Aim of the task - Only one number is wanted here: how many lines of the data hold "Ricardo".

**** Given records ****

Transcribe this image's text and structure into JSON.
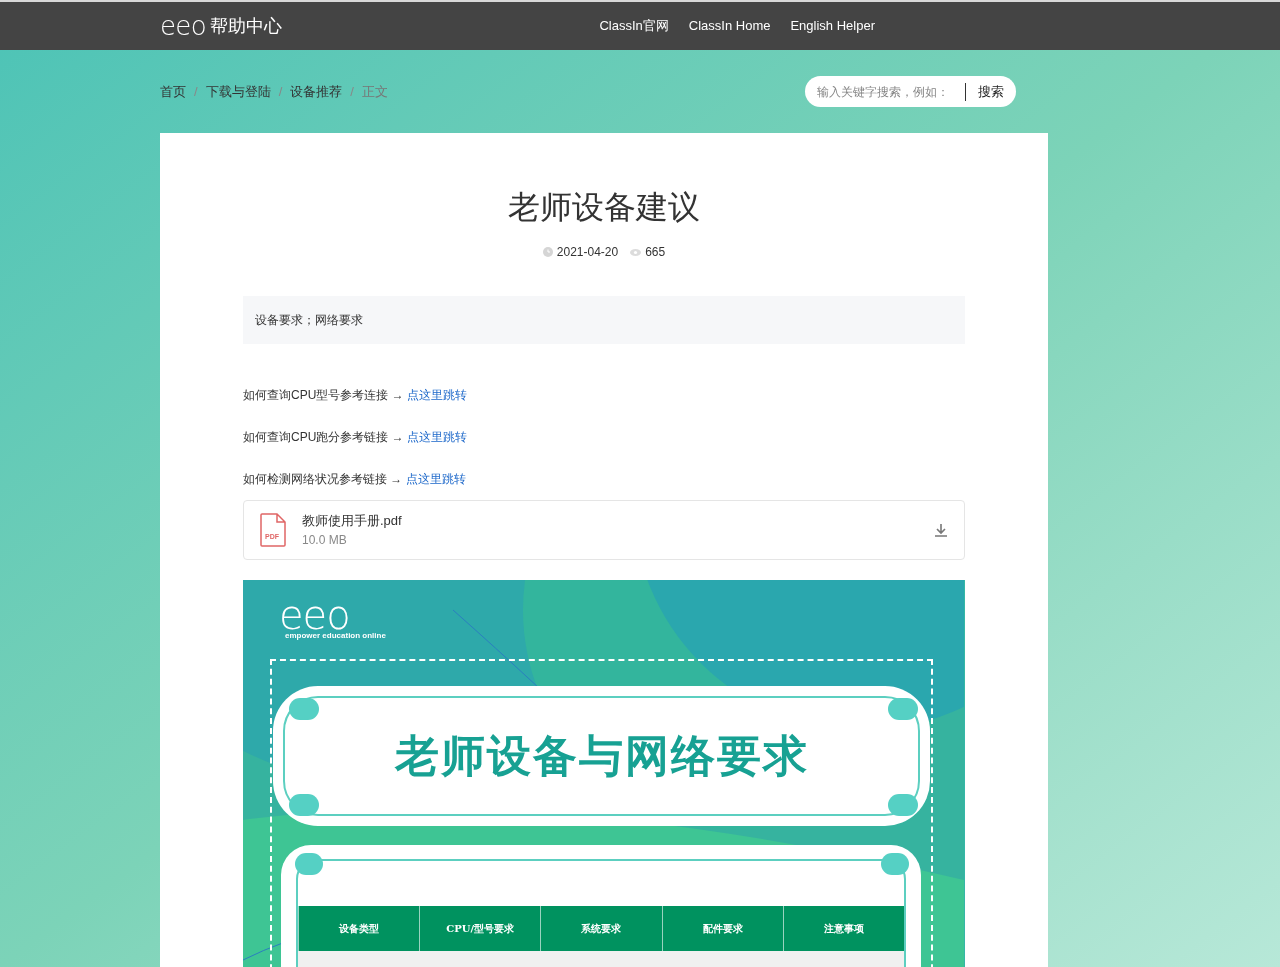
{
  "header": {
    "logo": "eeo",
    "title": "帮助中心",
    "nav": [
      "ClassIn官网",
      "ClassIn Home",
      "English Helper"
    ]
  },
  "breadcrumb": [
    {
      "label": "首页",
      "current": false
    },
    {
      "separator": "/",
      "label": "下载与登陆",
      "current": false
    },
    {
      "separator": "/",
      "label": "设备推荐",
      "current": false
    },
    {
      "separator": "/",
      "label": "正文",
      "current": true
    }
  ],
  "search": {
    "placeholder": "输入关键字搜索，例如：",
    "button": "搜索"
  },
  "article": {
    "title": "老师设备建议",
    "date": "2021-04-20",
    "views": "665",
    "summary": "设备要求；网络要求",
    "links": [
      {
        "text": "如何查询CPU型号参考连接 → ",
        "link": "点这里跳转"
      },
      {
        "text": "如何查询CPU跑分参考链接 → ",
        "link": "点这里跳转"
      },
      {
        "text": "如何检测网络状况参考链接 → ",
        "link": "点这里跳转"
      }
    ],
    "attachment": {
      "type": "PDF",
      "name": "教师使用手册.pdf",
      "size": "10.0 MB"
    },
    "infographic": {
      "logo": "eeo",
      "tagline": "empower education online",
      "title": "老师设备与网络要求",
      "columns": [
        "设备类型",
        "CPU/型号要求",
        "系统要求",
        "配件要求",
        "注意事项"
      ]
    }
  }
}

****
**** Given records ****

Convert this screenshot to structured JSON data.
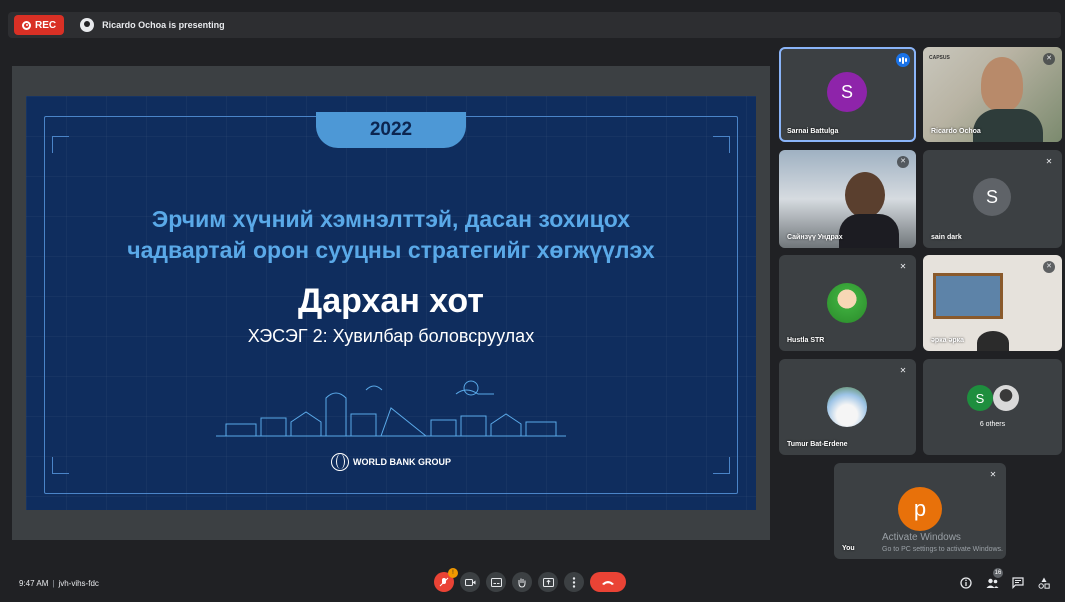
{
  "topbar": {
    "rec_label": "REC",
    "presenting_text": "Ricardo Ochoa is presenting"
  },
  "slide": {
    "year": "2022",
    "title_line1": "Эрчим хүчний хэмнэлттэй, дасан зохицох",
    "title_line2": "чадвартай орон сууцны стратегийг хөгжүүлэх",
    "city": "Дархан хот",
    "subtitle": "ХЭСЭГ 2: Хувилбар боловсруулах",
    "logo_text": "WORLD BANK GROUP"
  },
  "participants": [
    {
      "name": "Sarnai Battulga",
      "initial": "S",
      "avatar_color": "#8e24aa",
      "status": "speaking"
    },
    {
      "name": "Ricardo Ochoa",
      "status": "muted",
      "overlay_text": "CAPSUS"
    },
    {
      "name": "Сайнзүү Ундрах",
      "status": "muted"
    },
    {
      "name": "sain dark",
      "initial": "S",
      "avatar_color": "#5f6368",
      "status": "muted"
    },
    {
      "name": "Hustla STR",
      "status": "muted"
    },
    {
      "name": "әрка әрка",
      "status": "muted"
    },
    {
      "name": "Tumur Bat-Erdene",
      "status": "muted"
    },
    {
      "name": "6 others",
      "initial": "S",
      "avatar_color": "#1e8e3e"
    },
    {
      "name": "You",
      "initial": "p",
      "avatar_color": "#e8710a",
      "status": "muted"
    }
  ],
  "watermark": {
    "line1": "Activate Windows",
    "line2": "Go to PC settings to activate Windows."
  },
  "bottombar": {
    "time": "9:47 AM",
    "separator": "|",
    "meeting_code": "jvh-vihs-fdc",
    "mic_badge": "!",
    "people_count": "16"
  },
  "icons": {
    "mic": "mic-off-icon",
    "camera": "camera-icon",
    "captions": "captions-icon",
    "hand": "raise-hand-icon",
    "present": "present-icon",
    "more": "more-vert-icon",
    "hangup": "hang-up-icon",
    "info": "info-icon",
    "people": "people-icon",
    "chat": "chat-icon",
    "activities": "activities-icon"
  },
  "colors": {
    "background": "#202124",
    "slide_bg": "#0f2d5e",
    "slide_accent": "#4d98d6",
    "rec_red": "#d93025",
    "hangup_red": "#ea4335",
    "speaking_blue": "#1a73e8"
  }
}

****

Exercise result - 2